Twitter co-founder New York Times report that he'd lost his operational role at the company after Twitter employees had found Dorsey "difficult to work with."struck back at a
In a post on his personal Tumblr, Dorsey wrote that while he'd taken an operational role overseeing product, brand and design in the spring of 2011 at the request of Twitter CEO Dick Costolo, the two executives had always intended to shift those functions back to Costolo "as soon as possible." This past January, "[w]e moved all my reports back to him... after leadership was firmly in place," Dorsey wrote.
The NYT's Nick Bilton had offered a different take on that transition, writing that Dorsey was effectively undercut after complaints about his leadership. Bilton's piece was a profile of Costolo that addressed Dorsey's role mostly in passing.
Here's what Bilton wrote:
Mr. Dorsey's role has since been reduced after employees complained that he was difficult to work with and repeatedly changed his mind about product directions. He no longer has anyone directly reporting to him, although he is still involved in strategic decisions.
Dorsey clearly disputes Bilton's unsourced charge, though it's worth noting that he declined to comment when Bilton asked him about it. Instead, he apparently prefers to have the last word via his Tumblr. Here's the full text of what he wrote there:
There was a great profile in the New York Times about Twitter's CEO, Dick Costolo, which mentioned my work at the company. It's not a common arrangement, so I'd like to clarify a few points.
In Spring of 2011, Dick asked me to take an operational role overseeing product, design, and brand. Our shared goal was to get those organizations back under him as soon as possible, simply because it was the right thing to do for the company. We moved all of my reports back under him in January of this year after leadership was firmly in place. This allowed me to focus on refining our brand and logo, to work more with Dick and the leadership team on our direction forward, and ultimately return the majority of my time to Square, where I'm CEO. I'm back to going to Twitter on Tuesday afternoons, something I started before taking the interim operational role.
We haven't talked about this publicly because it's not what people using Twitter every day care about.

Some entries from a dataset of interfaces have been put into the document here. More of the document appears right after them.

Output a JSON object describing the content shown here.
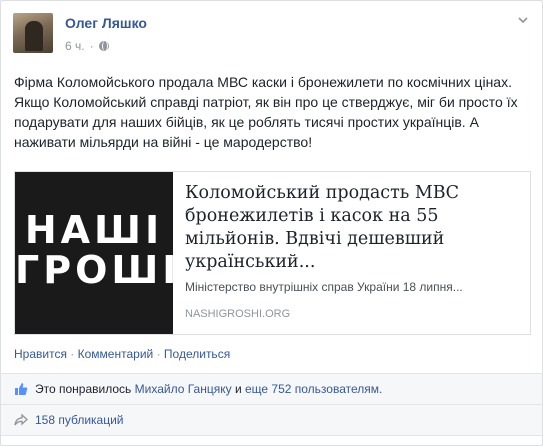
{
  "post": {
    "author": "Олег Ляшко",
    "time": "6 ч.",
    "text": "Фірма Коломойського продала МВС каски і бронежилети по космічних цінах. Якщо Коломойський справді патріот, як він про це стверджує, міг би просто їх подарувати для наших бійців, як це роблять тисячі простих українців. А наживати мільярди на війні - це мародерство!"
  },
  "share": {
    "logo_line1": "НАШІ",
    "logo_line2": "ГРОШІ",
    "title": "Коломойський продасть МВС бронежилетів і касок на 55 мільйонів. Вдвічі дешевший український...",
    "description": "Міністерство внутрішніх справ України 18 липня...",
    "domain": "NASHIGROSHI.ORG"
  },
  "actions": {
    "like": "Нравится",
    "comment": "Комментарий",
    "share": "Поделиться",
    "separator": "·"
  },
  "likes": {
    "prefix": "Это понравилось",
    "person": "Михайло Ганцяку",
    "middle": "и",
    "others": "еще 752 пользователям."
  },
  "shares": {
    "text": "158 публикаций"
  },
  "icons": {
    "globe": "globe-icon",
    "chevron": "chevron-down-icon",
    "like": "thumbs-up-icon",
    "share": "share-arrow-icon"
  }
}
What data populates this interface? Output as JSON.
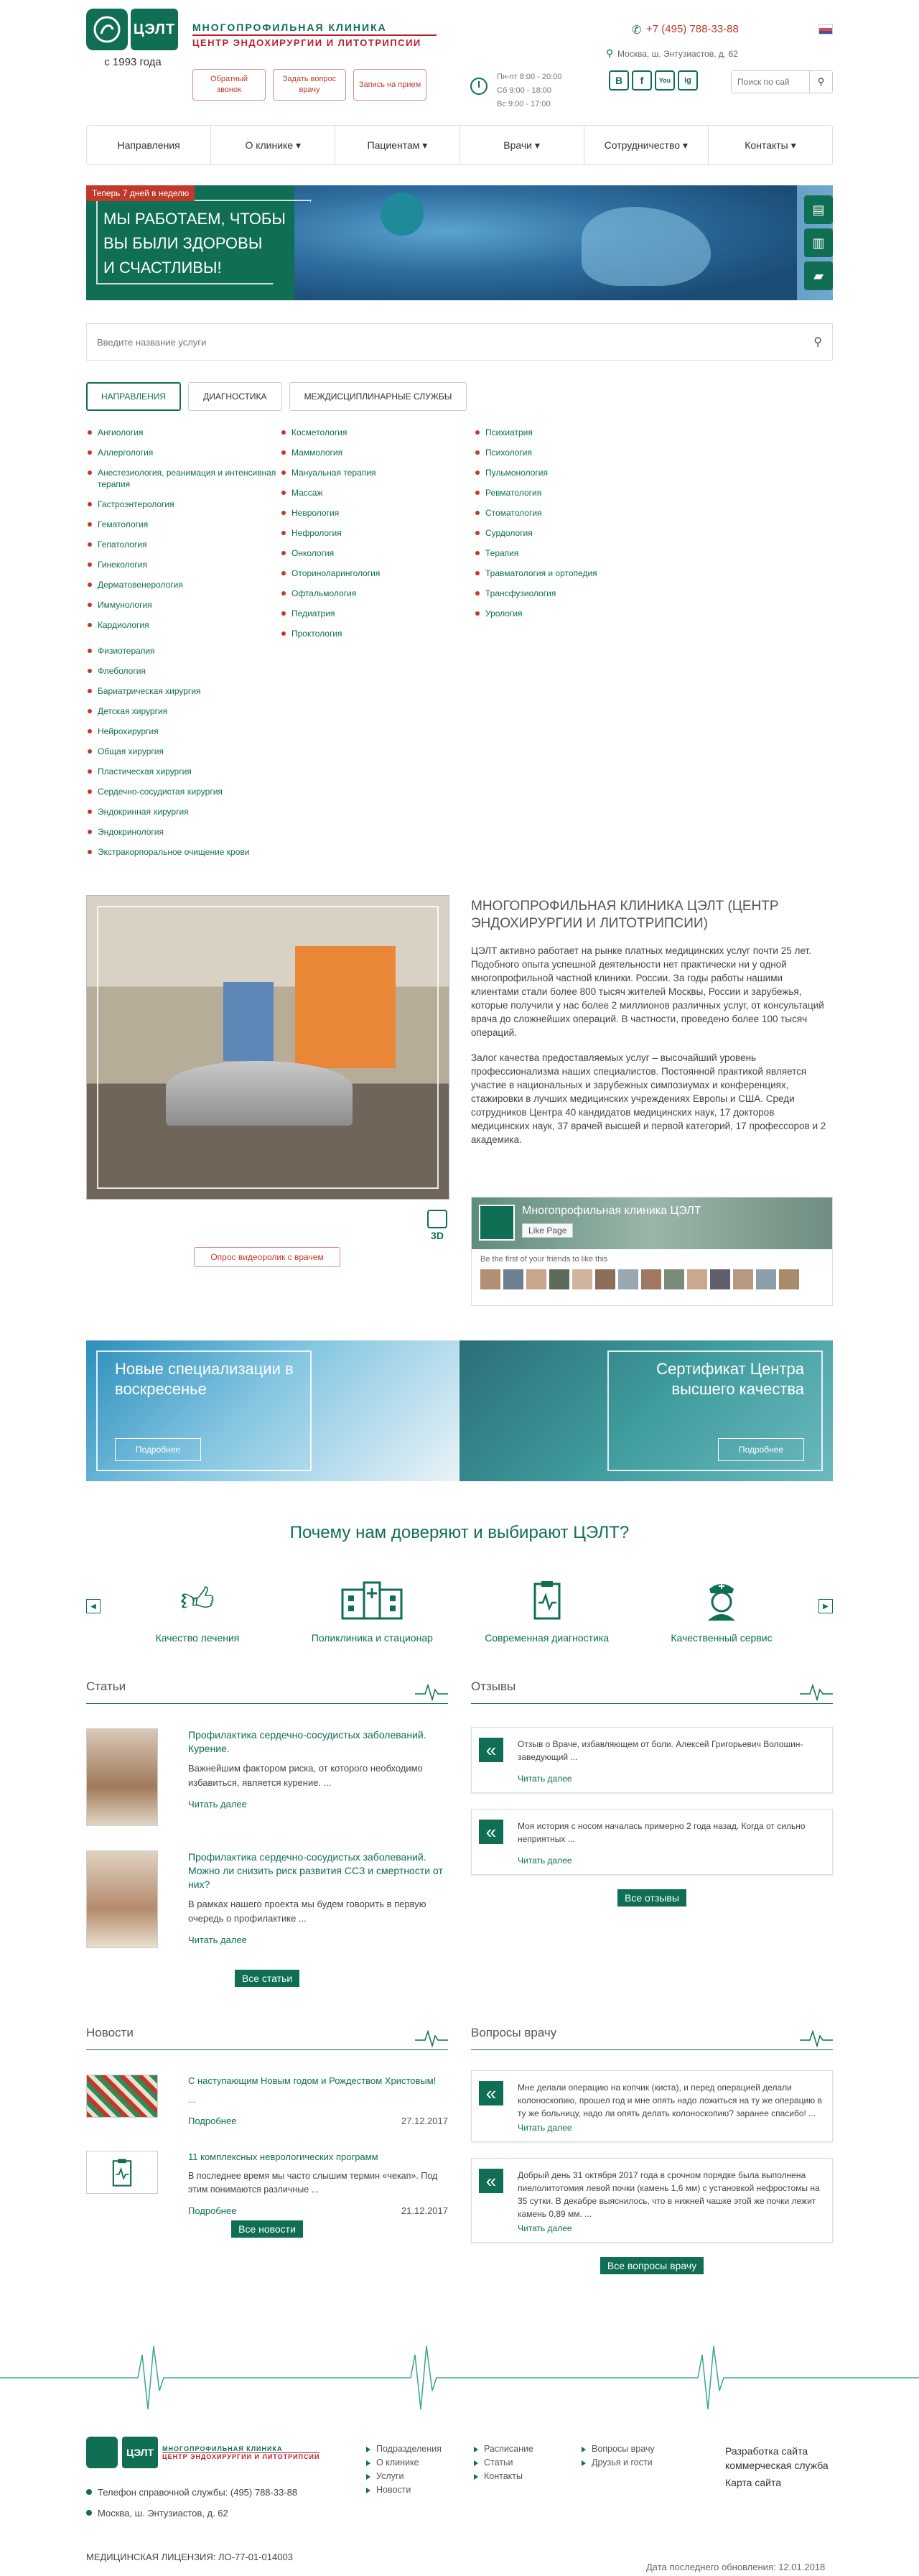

I'm fortunate in life to be a part of two foundational and mission-driven organizations, and I'm always going fight like hell to make them thrive. And they are! Now back to our work.